Entries taken from a collection:

*****

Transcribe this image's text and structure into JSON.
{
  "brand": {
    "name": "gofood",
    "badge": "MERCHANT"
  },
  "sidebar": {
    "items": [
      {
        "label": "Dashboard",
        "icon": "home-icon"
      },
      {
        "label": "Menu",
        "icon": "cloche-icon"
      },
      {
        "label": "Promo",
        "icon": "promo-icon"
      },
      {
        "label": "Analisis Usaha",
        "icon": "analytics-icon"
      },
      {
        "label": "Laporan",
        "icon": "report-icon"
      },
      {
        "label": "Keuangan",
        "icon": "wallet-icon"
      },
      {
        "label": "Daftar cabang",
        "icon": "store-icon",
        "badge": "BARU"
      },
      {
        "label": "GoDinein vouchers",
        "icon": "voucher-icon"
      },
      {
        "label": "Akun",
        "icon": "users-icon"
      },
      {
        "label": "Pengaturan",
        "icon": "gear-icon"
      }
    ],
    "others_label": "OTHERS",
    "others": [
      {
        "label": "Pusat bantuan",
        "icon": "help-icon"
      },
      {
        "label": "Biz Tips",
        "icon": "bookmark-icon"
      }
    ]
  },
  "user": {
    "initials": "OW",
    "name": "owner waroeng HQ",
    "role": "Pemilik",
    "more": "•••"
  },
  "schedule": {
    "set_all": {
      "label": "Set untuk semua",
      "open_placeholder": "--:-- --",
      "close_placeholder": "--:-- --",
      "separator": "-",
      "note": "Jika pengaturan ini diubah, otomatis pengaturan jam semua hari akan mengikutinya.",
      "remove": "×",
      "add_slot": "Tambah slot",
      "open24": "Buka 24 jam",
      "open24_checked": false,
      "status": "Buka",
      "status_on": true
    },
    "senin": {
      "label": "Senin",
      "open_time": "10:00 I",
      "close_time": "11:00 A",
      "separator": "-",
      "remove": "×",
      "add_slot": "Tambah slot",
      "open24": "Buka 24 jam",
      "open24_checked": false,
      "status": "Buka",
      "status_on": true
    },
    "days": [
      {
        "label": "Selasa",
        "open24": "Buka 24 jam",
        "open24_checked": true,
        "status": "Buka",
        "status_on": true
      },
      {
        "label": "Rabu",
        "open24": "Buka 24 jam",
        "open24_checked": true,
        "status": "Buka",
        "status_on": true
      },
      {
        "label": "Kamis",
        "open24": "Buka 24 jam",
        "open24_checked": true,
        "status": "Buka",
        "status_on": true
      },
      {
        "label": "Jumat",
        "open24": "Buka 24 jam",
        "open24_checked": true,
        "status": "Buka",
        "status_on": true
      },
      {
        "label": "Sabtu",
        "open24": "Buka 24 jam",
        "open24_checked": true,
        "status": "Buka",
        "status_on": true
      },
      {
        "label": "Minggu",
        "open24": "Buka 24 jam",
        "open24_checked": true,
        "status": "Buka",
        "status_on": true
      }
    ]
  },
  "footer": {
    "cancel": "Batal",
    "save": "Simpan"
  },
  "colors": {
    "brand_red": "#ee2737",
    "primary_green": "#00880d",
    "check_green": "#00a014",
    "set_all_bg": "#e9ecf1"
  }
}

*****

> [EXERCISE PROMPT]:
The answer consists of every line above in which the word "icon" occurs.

> [RESPONSE AREA]:
        "icon": "home-icon"
        "icon": "cloche-icon"
        "icon": "promo-icon"
        "icon": "analytics-icon"
        "icon": "report-icon"
        "icon": "wallet-icon"
        "icon": "store-icon",
        "icon": "voucher-icon"
        "icon": "users-icon"
        "icon": "gear-icon"
        "icon": "help-icon"
        "icon": "bookmark-icon"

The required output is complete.